You know what’s cool? When you get an unexpected care package from a perfumista in a foreign country, full of great (and strange) chocolate thingies labeled in languages you don’t speak, including a box of what looks like chestnut dessert vermicelli. I’d put up a photo of the contents but then the kids would want some, and I’m a heartless wench and I don’t feel like sharing (except for the better-than-Nutella spread, which I surrendered without revealing its source.)
Also included was a cute mini of fragrance I didn’t recognize from the bottle — Revolution à Versailles from Jean Desprez, the folks behind Bal à Versailles. Some internet research on my part revealed … pretty much nothing, except a possible release date of 1989 and one random list of plausible notes: frangipani, jasmine, plum, rose and sandalwood.
If this scent is actually from the late 1980s, I’d believe it – it’s a heavy hitter even in what I think is an EDT concentration (the bottle’s almost impossible to read.) It’s also slightly reminiscent of another poisonous plum of the era – Dior Poison, of course.
I probably scared 90% of you off right there, and I shouldn’t have – it’s much easier to wear. I love me some Poison, but this doesn’t have the death-by-cherry-cough-syrup assertiveness of Poison. After an initial burst of many-vague-florals sweetness, it settles into a beautiful, dark plum and sandalwood, and on my skin that’s pretty much the entire story. It’s less dense than Poison, and less complex/woody than any of the possibly-corresponding scents in the SL Bois series. It lasts and lasts on my skin without demanding too much attention or sucking up all the breathable air around me – although, granted, I’m dabbing it on from a mini.
The sweetness of a plum cordial cut by dry, slightly raspy sandalwood; what’s not to like? During one of my test-drives a male acquaintance blurted out, “You smell really nice!” and then looked totally embarrassed. He’s not the sort of guy who’d ordinarily comment on a fragrance.
Is Revolution à Versailles all that revolutionary? Is it high concept, or genius? Nope. Instead, it’s the sort of thing that I’ve gained more appreciation for in my perfumista journey. It’s old-school pretty without being retro-vintage. It doesn’t work my last nerve on the wrong day, the way Bal or Mitsouko or Femme or another vintage favorite can (no oakmoss, no detectable musky skank.) It’s easy to wear without being boring, and it’s perfect for this time of year. I have no idea whether it was intended to be a ripoff of Poison or not, but it’s cozy and comforting in a way Poison can’t be, classy like a well-cut cashmere sweater, and just a little sexy.

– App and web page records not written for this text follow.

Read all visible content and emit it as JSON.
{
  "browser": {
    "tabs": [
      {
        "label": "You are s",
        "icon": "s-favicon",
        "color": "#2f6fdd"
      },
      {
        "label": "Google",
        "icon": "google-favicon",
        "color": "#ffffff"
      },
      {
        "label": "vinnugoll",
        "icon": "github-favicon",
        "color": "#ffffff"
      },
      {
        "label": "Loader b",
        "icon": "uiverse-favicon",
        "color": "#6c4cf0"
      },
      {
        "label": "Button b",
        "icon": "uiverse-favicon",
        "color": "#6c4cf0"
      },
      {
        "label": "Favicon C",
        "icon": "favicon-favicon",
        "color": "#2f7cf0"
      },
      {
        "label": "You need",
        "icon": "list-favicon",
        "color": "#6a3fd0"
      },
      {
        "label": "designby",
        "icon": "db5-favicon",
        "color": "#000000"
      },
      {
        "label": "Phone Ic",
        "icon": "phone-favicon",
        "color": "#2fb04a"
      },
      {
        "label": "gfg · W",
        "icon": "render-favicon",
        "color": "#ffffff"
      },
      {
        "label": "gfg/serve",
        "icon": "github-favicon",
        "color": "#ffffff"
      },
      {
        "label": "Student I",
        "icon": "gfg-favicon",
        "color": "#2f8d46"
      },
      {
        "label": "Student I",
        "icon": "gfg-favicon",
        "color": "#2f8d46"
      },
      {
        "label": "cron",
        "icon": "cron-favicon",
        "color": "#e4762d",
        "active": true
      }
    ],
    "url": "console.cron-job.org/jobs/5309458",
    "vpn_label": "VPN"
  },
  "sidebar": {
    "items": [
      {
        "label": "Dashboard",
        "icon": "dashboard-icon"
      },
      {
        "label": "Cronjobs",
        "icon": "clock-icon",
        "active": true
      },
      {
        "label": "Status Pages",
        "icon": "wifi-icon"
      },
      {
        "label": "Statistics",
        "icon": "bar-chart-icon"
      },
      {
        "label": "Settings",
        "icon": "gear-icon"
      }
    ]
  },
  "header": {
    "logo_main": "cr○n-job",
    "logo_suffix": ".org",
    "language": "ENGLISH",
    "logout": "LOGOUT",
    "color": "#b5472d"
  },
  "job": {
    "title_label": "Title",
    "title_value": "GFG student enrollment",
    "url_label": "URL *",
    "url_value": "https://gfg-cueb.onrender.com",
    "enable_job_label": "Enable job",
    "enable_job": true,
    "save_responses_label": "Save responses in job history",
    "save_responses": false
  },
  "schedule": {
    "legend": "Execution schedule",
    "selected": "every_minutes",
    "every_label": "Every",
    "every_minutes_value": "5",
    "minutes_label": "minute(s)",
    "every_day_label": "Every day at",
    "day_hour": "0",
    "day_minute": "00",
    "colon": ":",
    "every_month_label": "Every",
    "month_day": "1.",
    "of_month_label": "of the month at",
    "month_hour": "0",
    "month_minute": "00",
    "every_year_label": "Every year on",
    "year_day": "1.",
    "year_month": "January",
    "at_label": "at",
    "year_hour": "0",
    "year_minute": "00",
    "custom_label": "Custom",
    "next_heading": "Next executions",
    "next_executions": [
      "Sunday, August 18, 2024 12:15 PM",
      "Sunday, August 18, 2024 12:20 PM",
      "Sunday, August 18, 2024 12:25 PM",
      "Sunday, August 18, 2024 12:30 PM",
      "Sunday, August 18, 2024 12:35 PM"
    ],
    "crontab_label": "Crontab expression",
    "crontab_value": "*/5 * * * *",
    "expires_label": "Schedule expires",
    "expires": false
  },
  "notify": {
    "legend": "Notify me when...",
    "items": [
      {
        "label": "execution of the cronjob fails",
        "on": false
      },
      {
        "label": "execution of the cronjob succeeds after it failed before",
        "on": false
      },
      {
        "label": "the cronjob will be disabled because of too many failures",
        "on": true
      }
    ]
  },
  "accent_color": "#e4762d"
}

My gift-mini doesn’t look old, and Revolution à Versailles is available all over the internets – a quick search revealing plenty of 1.7 oz. bottles for about $40.